PHOENIX - A federal judge on Wednesday virtually cleared the way for Arizona to require police to start questioning suspected illegal immigrants.
In a 12-page ruling, U.S. District Judge Susan Bolton rejected pleas by civil-rights groups for a new injunction to bar enforcement of what has been dubbed the "papers, please" provision of Arizona's SB 1070, requiring that police inquire about the immigration status of anyone they stop, if there is reason to believe that person is in the country illegally.
Challengers argued there is no way to enforce Subsection 2(b) without engaging in racial profiling.
Bolton, however, said there is no evidence of that, at least not now, since the provision has never gone into effect as a result of an injunction Bolton issued two years ago in a suit by the Obama administration that argued the measure illegally conflicts with federal law.
In June, however, the U.S. Supreme Court said Bolton was wrong to issue that injunction without seeing how Arizona actually would enforce the law. That resulted in this new request for an injunction, this one based on complaints of racial bias.
But Bolton said the new challenge has the same flaws as the one the high court rejected.
"This court will not ignore the clear direction" from the Supreme Court that that provision of the law "cannot be challenged further on its face before the law takes effect," Bolton wrote.
Gov. Jan Brewer, who signed the 2010 law, said Wednesday's ruling does not mean police will start questioning people today. The governor said she believes it could take a few weeks for the formal order allowing implementation of the section to be enforced.
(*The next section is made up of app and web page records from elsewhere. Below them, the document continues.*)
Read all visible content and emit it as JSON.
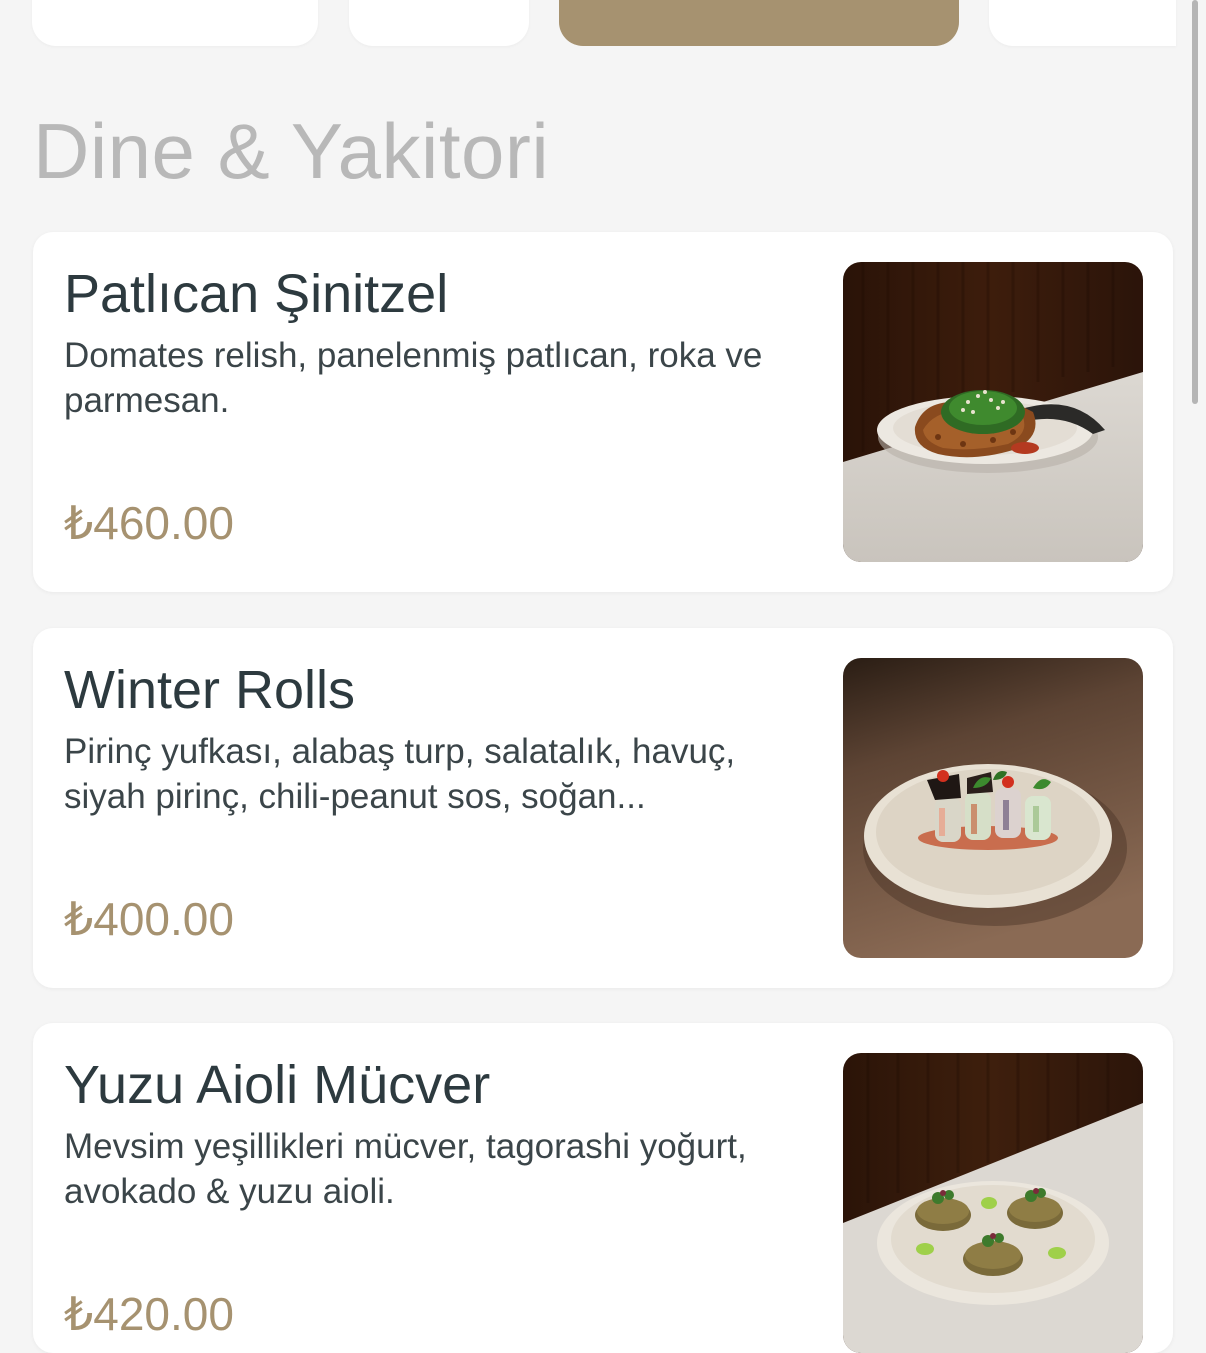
{
  "section": {
    "title": "Dine & Yakitori"
  },
  "colors": {
    "accent": "#a69270",
    "background": "#f5f5f5",
    "card": "#ffffff",
    "title_text": "#2d3a3f",
    "section_title": "#b8b8b8"
  },
  "items": [
    {
      "name": "Patlıcan Şinitzel",
      "description": "Domates relish, panelenmiş patlıcan, roka ve parmesan.",
      "price": "₺460.00",
      "image": "schnitzel-dish-photo"
    },
    {
      "name": "Winter Rolls",
      "description": "Pirinç yufkası, alabaş turp, salatalık, havuç, siyah pirinç, chili-peanut sos, soğan...",
      "price": "₺400.00",
      "image": "winter-rolls-dish-photo"
    },
    {
      "name": "Yuzu Aioli Mücver",
      "description": "Mevsim yeşillikleri mücver, tagorashi yoğurt, avokado & yuzu aioli.",
      "price": "₺420.00",
      "image": "mucver-dish-photo"
    }
  ]
}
The ruling was not a total setback for opponents of SB 1070.
Bolton did agree to bar Arizona from enforcing another section of the law that makes it a crime to transport, conceal, harbor or shield an illegal immigrant from detection. She said that provision conflicts with federal law.
Despite that, Brewer declared the decision a major victory for Arizona. She said it preserves "the heart of SB 1070."
The governor said she is fully aware of that possibility of future challenges if there are claims of racial profiling.
"As I've always said, SB 1070 must be enforced fairly, effectively and without compromising civil rights or the Constitution," she said.
"I know the world is watching," Brewer continued. "But I know that our state and local officers are up to the task."
Wednesday's ruling was criticized by Dan Pochoda of the American Civil Liberties Union, one of the groups involved with the new challenge. He said Bolton wrongfully focused on the lack of evidence of current harm while ignoring the fact that SB 1070 itself is racially motivated.
During a court hearing last month, opponents argued there were racial motivations behind the legislation. They presented statements and emails from legislators - including former state Sen. President Russell Pearce, R-Mesa, the sponsor of the legislation - that they said showed the legislation was specifically designed to target Hispanics.
But Bolton said during that hearing that even if some legislators did have racial motives, the legislation had to be approved by a majority of the House and Senate and signed by Brewer. Bolton said there was "clearly no evidence" that the majority of everyone who voted for the bill "had a discriminatory intent."
While one provision of SB 1070 will be allowed to take effect, at least for the time being, Bolton felt differently about the provision making it a state crime to harbor and transport illegal immigrants. She said that is an area where Arizona may not intrude, pointing out that these activities are federal crimes.
"Permitting the state to impose its own penalties for the federal offenses here would conflict with the careful framework Congress adopted," Bolton wrote. She said it is "immaterial" that this provision of SB 1070 has the same goals as federal immigration law.
With that ruling, there now are four sections of SB 1070 that have been blocked. While the Supreme Court in June overruled Bolton on police asking about legal status, it ratified her ruling against three other sections that would have given state and local police the power to charge illegal immigrants with violating state laws for seeking work in Arizona without being in the country legally, or failing to carry a federally issued registration card.
Also voided was a section allowing a warrantless arrest if there is "probable cause" a person committed an offense that makes him removable from the country under federal law.
On StarNet: Follow a timeline of events in the battle over Arizona's controversial immigration bill at timeline.azstarnet.com/sb1070
The Tucson Police Department said Wednesday that it will question people it detains about whether they are in the country illegally if there is reasonable suspicion.
However, before it begins to enforce this provision under Arizona's immigration law, known as SB 1070, "it will obtain further guidance regarding the ruling" on Wednesday by U.S. District Judge Susan Bolton, said Sgt. Maria Hawke, a Tucson police spokeswoman.
Department personnel "will receive further clarification and direction following a comprehensive review of the ruling," Hawke said.
Officers have received training regarding SB 1070 provisions, Hawke said.
The date the ruling takes effect is not yet known, Hawke said.
"As I've always said, SB 1070 must be enforced fairly, effectively and without compromising civil rights or the Constitution. I know the world is watching. But I know that our state and local officers are up to the task."
Gov. Jan Brewer